Exercise objective: Nothing is to be altered; the data must be repeated exactly.

○ ○ ○

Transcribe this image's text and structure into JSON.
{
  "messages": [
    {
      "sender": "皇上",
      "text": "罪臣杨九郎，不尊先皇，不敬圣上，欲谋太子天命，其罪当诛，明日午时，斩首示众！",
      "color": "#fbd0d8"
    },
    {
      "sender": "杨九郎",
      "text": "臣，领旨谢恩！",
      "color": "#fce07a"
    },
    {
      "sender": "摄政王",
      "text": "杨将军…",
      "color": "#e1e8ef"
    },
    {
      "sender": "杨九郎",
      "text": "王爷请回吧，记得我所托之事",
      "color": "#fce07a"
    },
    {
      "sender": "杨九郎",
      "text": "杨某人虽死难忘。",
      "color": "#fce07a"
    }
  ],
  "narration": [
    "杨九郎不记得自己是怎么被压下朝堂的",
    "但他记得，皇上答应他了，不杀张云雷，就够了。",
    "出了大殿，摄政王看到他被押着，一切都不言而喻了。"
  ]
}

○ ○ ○

Exercise output:
Transcribe this image's text and structure into JSON.
{
  "messages": [
    {
      "sender": "皇上",
      "text": "罪臣杨九郎，不尊先皇，不敬圣上，欲谋太子天命，其罪当诛，明日午时，斩首示众！",
      "color": "#fbd0d8"
    },
    {
      "sender": "杨九郎",
      "text": "臣，领旨谢恩！",
      "color": "#fce07a"
    },
    {
      "sender": "摄政王",
      "text": "杨将军…",
      "color": "#e1e8ef"
    },
    {
      "sender": "杨九郎",
      "text": "王爷请回吧，记得我所托之事",
      "color": "#fce07a"
    },
    {
      "sender": "杨九郎",
      "text": "杨某人虽死难忘。",
      "color": "#fce07a"
    }
  ],
  "narration": [
    "杨九郎不记得自己是怎么被压下朝堂的",
    "但他记得，皇上答应他了，不杀张云雷，就够了。",
    "出了大殿，摄政王看到他被押着，一切都不言而喻了。"
  ]
}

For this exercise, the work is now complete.